Charters were the most ubiquitous records of the time and it is estimated that for the 12th and 13th centuries alone over a million have survived as originals or cartulary copies. On the Continent in the 11th century, time and place determined whether a charter would include a date reference. The closer the tie between the issuer and the Roman tradition, the greater the likelihood that it would be dated. But in Burgundy, as in Normandy, the custom of including dates declined steadily from the late tenth century until the middle of the eleventh century, when dating became quite rare. These territories lay well outside the formal control of the French king. It is above all this detachment from royal administrative supervision which may explain why, when the charters of the French monarchy continued to be dated, those of some, at least, of the more independent outlying provinces did not.

In this regard, it was England's fate that the Norman Conquest took place when it did, for with William the Conqueror came the then-current Norman custom of not dating charters at any level of society. The Norman dukes, whose administrative system developed when ties with the French Crown were weak, were clearly unconcerned about the formal letter-writing conventions which European monarchs had adopted from the papal chancery. They bothered little with traditional formality, dispensed with all that was not absolutely essential to the message they wished to convey, and rarely included a date. They sought brevity and conciseness in their charters and carried that administrative principle with them to England where it became a long-standing tradition in its own right.

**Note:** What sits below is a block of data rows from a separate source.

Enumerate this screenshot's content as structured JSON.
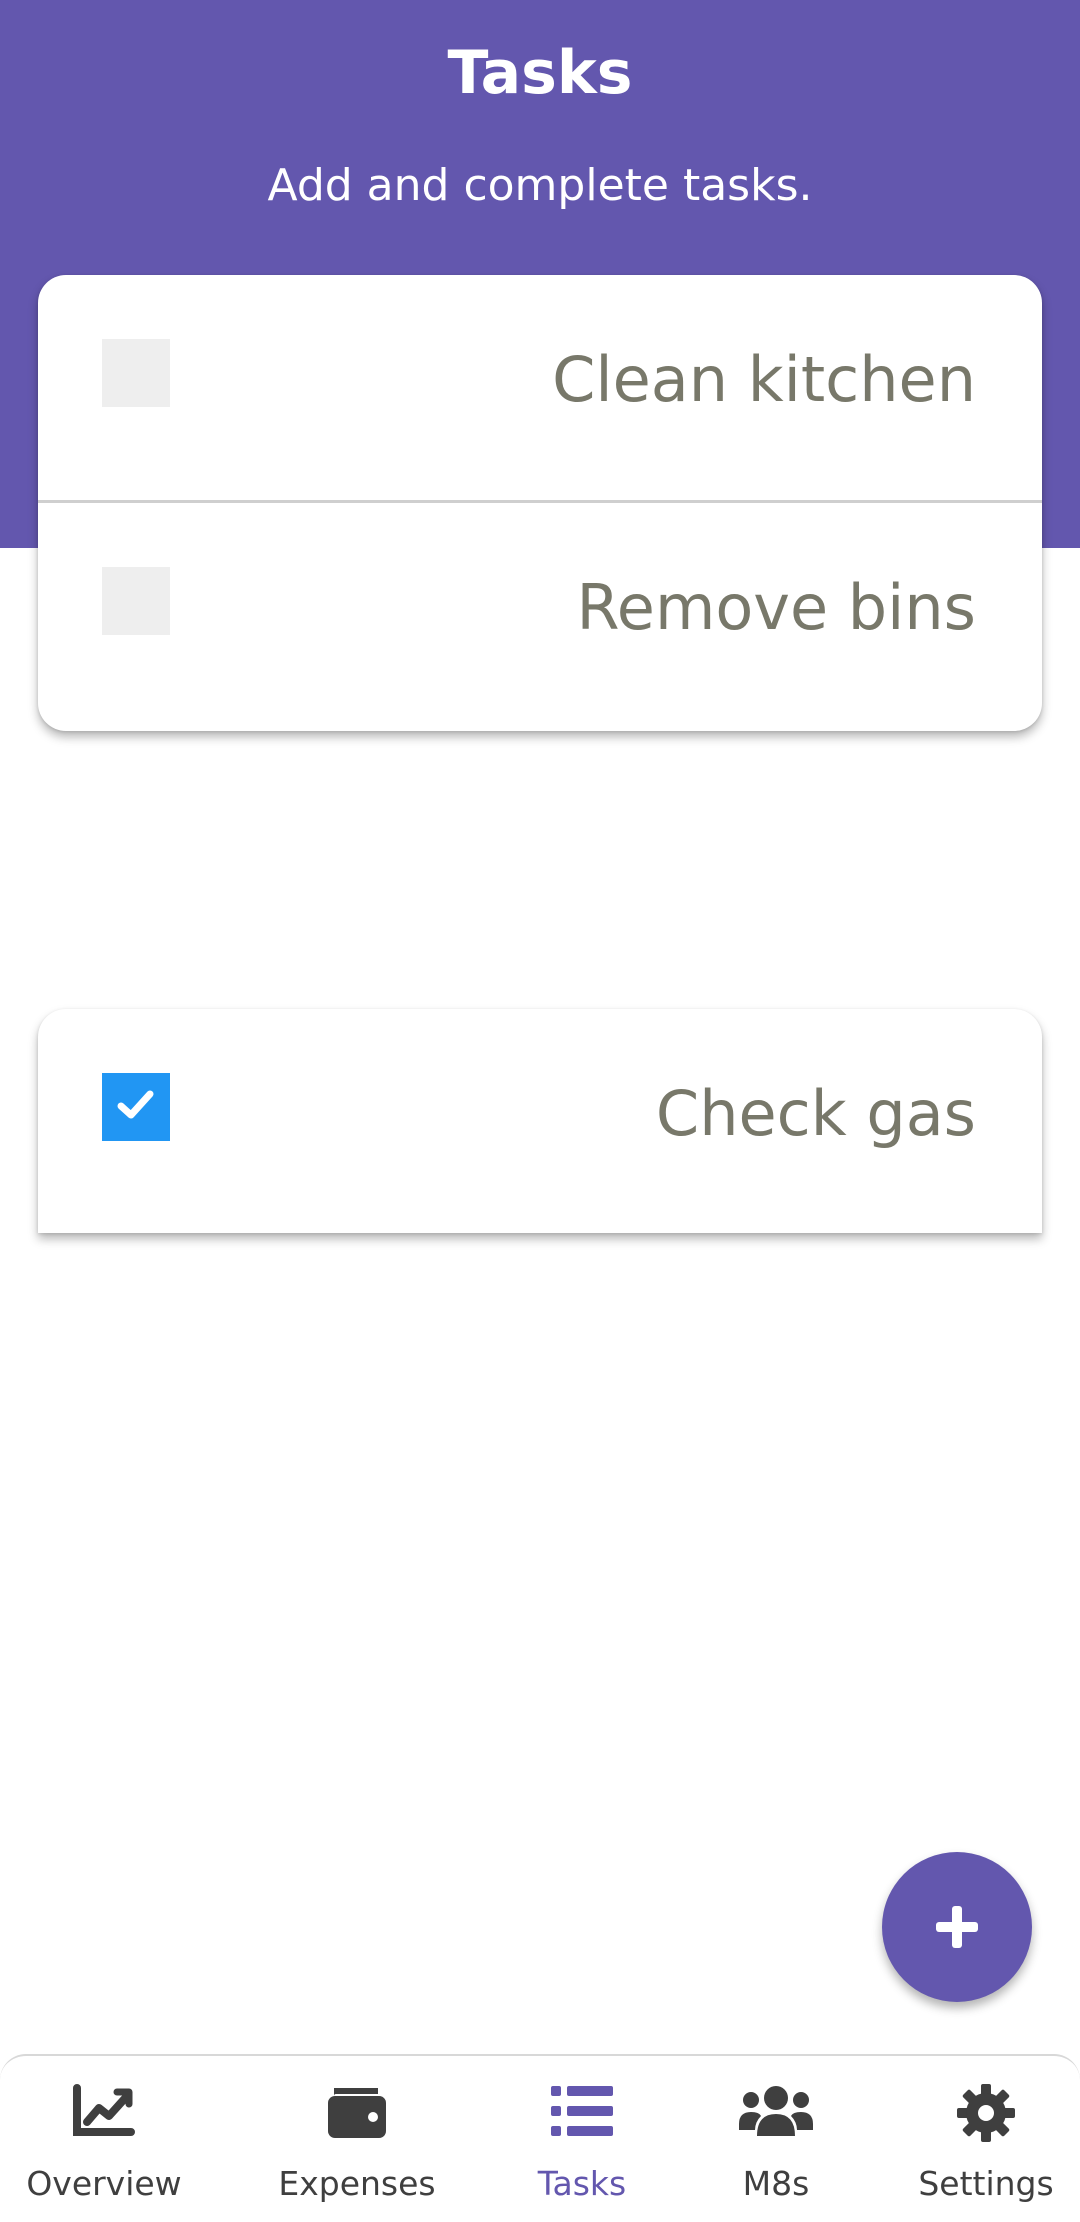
{
  "header": {
    "title": "Tasks",
    "subtitle": "Add and complete tasks."
  },
  "open_tasks": [
    {
      "label": "Clean kitchen",
      "checked": false
    },
    {
      "label": "Remove bins",
      "checked": false
    }
  ],
  "completed_tasks": [
    {
      "label": "Check gas",
      "checked": true
    }
  ],
  "fab": {
    "icon": "plus-icon"
  },
  "bottom_nav": {
    "items": [
      {
        "label": "Overview",
        "icon": "chart-line-icon",
        "active": false
      },
      {
        "label": "Expenses",
        "icon": "wallet-icon",
        "active": false
      },
      {
        "label": "Tasks",
        "icon": "list-icon",
        "active": true
      },
      {
        "label": "M8s",
        "icon": "users-icon",
        "active": false
      },
      {
        "label": "Settings",
        "icon": "gear-icon",
        "active": false
      }
    ]
  },
  "colors": {
    "primary": "#6357ae",
    "checkbox_checked": "#2196f3",
    "task_text": "#78786a",
    "nav_text": "#3f3f3f"
  }
}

It was this tradition, rather than a conscious desire to dispense with the concept of time, that led to the enduring English phenomenon of the undated charter. In Normandy, dating returned to the charter text as royal administrative authority spread in the region after it was returned to French control in 1204, while in England it was with the accession in 1189 of Richard I that dating was for the first time regularly introduced to records emanating from the royal chancery. Attachment to tradition being what it is, more than a century passed before that custom was adopted consistently by those who drafted charters elsewhere in the realm. It was not until the early years of the reign of Edward II (1307-27) that it became customary to include dates in private conveyances.